• Assigned task: Please filter the entries for the word "logs" and copy every line that has it.

Items from an interface collection
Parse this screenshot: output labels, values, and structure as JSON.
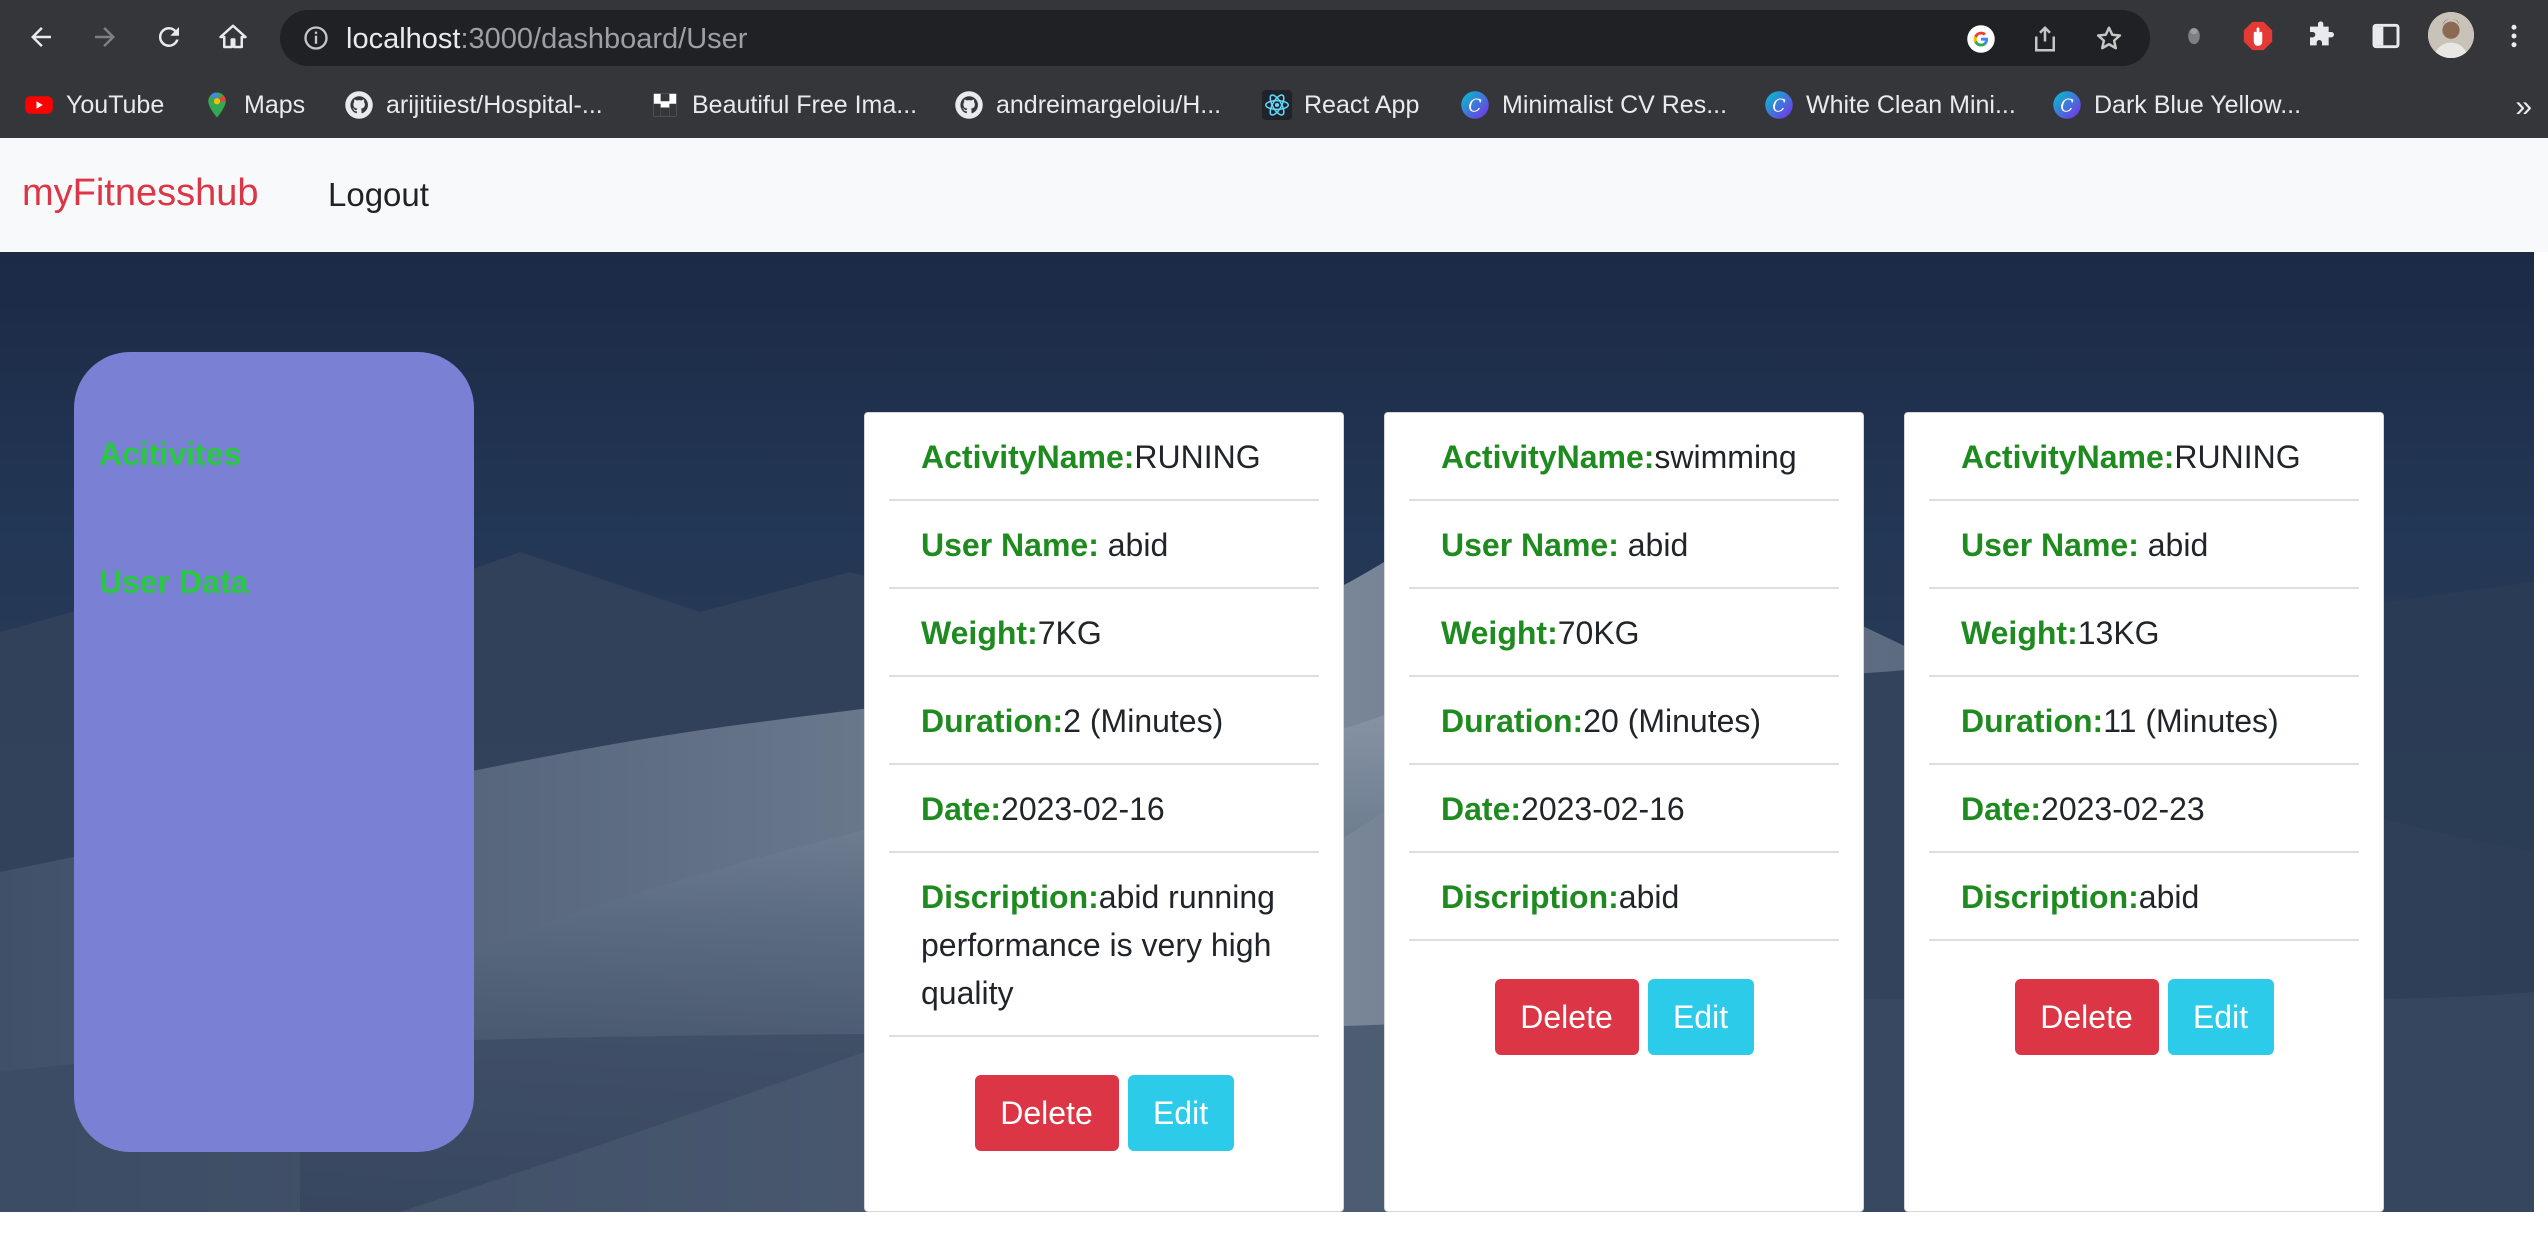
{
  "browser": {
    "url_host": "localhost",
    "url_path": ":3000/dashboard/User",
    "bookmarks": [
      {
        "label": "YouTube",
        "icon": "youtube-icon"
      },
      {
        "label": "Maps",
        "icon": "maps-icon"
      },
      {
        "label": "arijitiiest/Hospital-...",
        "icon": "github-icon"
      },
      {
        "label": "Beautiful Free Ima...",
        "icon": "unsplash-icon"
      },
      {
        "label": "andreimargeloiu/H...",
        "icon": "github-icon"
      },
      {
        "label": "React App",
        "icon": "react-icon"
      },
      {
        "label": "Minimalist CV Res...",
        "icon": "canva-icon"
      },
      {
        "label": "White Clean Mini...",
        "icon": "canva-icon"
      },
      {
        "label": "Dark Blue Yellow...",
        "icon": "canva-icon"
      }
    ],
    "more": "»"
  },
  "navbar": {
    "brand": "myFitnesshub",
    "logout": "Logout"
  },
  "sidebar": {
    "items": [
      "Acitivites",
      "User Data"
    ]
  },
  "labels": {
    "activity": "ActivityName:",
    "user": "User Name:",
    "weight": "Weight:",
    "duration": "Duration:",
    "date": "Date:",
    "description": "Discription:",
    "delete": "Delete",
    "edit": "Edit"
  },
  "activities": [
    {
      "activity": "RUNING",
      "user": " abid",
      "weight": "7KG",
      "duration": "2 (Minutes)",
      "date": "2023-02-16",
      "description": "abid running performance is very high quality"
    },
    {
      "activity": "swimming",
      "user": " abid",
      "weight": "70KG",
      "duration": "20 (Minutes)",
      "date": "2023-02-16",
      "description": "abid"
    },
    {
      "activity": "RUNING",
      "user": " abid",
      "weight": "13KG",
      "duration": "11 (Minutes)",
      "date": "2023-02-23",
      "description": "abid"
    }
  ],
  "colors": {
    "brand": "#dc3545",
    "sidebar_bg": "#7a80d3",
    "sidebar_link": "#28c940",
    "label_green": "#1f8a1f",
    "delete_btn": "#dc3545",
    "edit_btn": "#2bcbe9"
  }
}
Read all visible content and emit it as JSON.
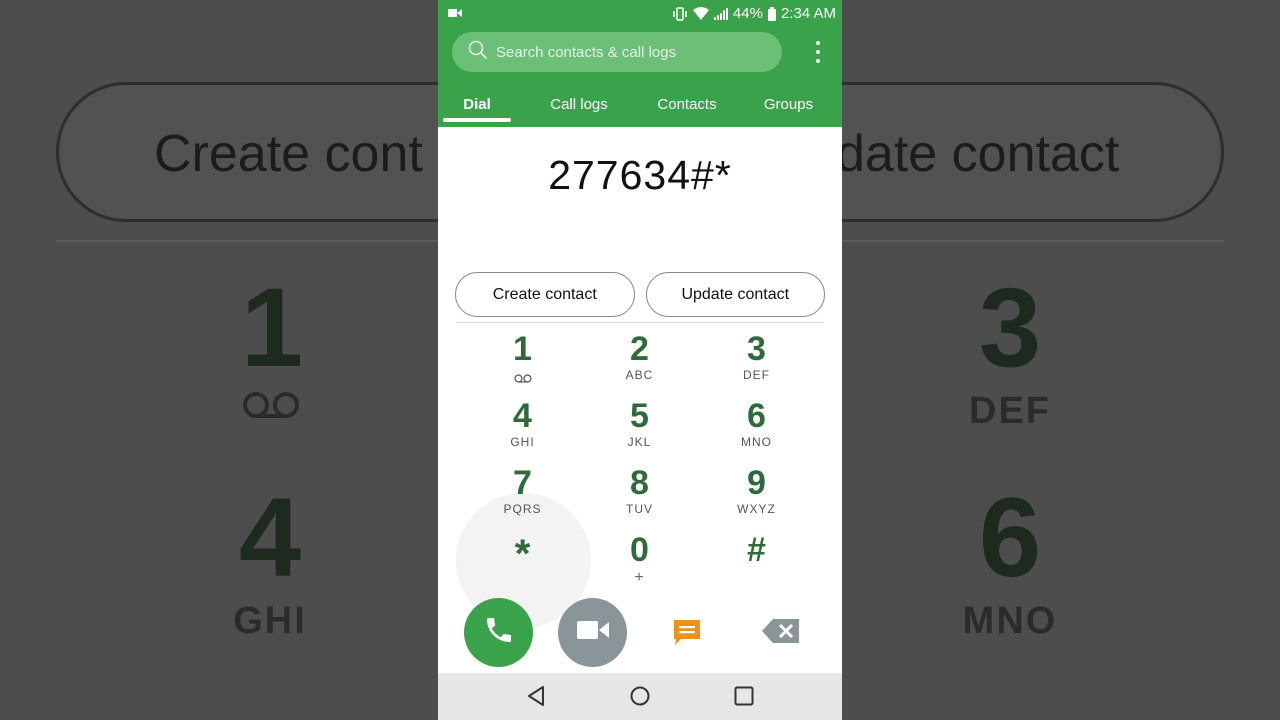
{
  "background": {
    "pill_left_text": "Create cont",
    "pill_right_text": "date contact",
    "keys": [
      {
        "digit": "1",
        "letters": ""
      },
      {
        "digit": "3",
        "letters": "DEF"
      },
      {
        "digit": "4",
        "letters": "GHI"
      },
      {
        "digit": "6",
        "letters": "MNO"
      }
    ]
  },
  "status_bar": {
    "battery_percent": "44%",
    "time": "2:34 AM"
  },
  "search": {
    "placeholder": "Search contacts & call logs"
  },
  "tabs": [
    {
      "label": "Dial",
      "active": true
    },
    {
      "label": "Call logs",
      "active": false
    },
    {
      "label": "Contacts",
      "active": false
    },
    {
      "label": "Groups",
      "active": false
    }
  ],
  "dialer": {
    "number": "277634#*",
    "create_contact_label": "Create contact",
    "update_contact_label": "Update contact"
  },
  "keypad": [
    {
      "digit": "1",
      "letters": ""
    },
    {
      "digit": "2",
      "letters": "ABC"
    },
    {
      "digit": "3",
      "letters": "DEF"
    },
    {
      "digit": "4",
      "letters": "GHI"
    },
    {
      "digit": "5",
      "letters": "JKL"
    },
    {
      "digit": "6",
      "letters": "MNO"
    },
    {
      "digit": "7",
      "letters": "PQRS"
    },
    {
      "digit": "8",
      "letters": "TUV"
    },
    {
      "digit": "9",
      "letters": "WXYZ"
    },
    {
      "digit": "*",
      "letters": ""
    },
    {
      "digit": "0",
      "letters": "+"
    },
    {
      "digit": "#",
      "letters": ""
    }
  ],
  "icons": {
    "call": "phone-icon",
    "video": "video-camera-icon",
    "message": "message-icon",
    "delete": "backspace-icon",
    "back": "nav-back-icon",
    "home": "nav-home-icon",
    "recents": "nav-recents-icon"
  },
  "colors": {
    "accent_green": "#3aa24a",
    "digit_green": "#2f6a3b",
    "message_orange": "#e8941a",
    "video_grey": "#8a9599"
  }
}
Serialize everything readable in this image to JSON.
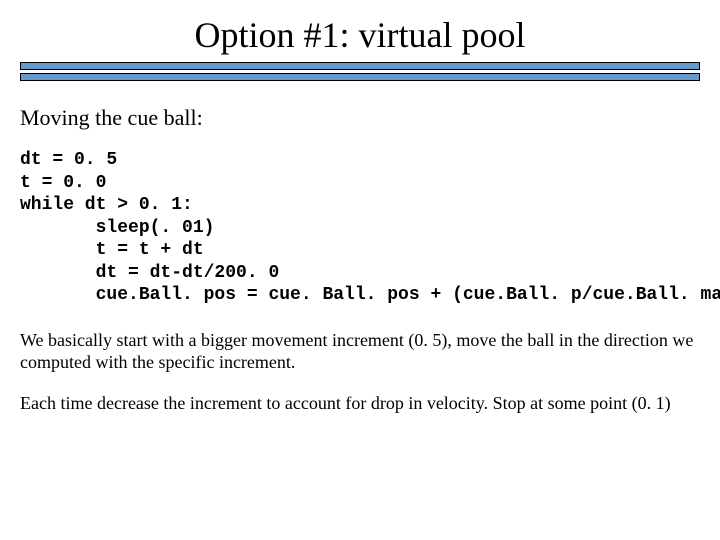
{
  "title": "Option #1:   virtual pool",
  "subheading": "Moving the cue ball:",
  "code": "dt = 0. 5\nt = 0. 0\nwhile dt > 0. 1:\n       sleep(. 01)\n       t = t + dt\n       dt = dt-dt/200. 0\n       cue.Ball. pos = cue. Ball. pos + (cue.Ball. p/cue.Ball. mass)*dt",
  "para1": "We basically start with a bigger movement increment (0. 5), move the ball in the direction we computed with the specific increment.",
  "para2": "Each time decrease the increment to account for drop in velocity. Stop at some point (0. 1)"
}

• Answer to this task:
    "placeholder": "Search contacts & call logs"
      "label": "Call logs",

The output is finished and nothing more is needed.